|Yezab Menge washes her son's face with water from a well constructed by UNICEF using funds from the bottled-water supplier Volvic Germany.|
SOUTH GONDAR, Ethiopia, 14 July 2006 – Yezab Menge and her neighbour help each other strap large earthenware pots filled with over 15 litres of clean water onto their backs. The water is drawn with a hand pump from a well constructed in their district using funds donated by bottled-water supplier Volvic Germany through the German Committee for UNICEF.
Bearing their heavy load, the women begin the 15-minute walk home, which takes them through parched fields and up a steep hill. Despite the strain, they are thankful because, until recently, fetching water was a much greater ordeal.
Yezab, a mother of seven, lives in the village of Melagudi in the South Gondar Zone of Amhara Region. She and her husband are farmers, earning their livelihood working the fields and raising cattle.
“My husband and I work hard so that we can educate our children,” says Yezab. “My dream is to see them grown up and successful.”
Living with drought
Life in the drought-prone area makes the work that much harder. “Last year there was drought,” says Yezab. “The rains stopped in August and worms ate our bean crop. We did not have a harvest this year and we are forced to sell our cattle to survive.”
|© UNICEF Ethiopia/2006/Getachew|
|With her neighbour, Yezab Menge fills a container from the new water point in the village of Melagudi in Ethiopia’s Amhara Region.|
“Water is a major problem in this area,” says Yezab. “Both people and animals suffer. Before this pump was constructed we had to walk over an hour to get to the Bira River. We had to wait to fill one container and we had to dig to get to the water. People would compete with animals for the limited water.
“We would strain that dirty water with a cloth to remove the worms before drinking it,” she adds. “We would get sick from the bugs in the water. Today we are much better. The animals drink from the river as they please because there is no one to fight over the water with them. We have this clean source.”

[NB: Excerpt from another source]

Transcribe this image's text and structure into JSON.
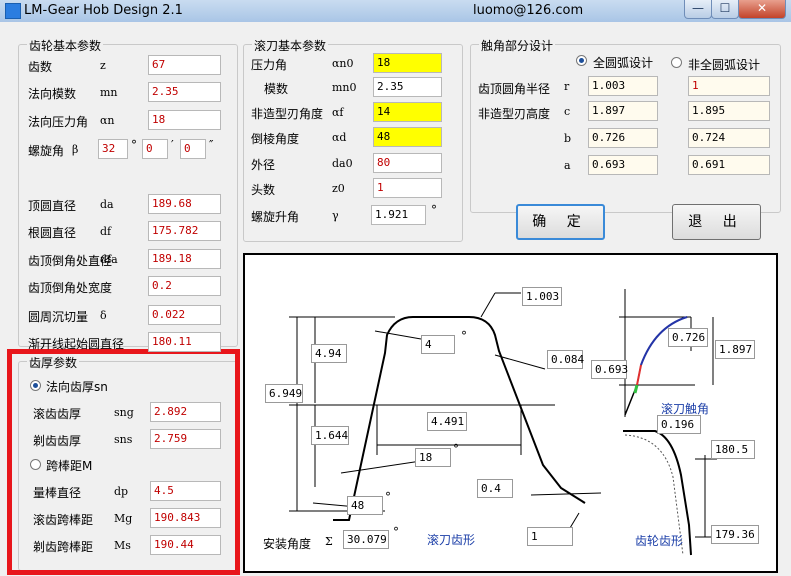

Partnership with Volvic
UNICEF’s partnership with Volvic Germany through the ‘1 litre for 10 litres’ fundraising campaign began in 2005. For every litre of water sold, Volvic has promised to supply 10 litres of fresh water for the Amhara district.
In the next 10 years, ‘1 litre for 10 litres’ aims to build 55 wells and provide more than 1.54 billion gallons of water in the area.
Having a clean source of water nearby is improving all aspects of life – including allowing more time for Yezab to care for her family and ensure that her children are better prepared for school.
The water point in Melagudi is considered a valuable community asset. With the support of the local water office, a committee selected by the villagers regulates the use of the water.
Water-supply coverage in Ethiopia
Coverage levels for water and sanitation in Ethiopia are among the lowest in the world. Only 22 per cent of the country’s population has access to safe water (defined as 20 litres per person, per day, within a distance of up to two kilometres).
UNICEF aims to assist Ethiopia in increasing rural water-supply coverage to 62 per cent by 2015. The organization's contribution will be the construction of new water-supply schemes and rehabilitation of old systems.
More on the drought in the Horn of Africa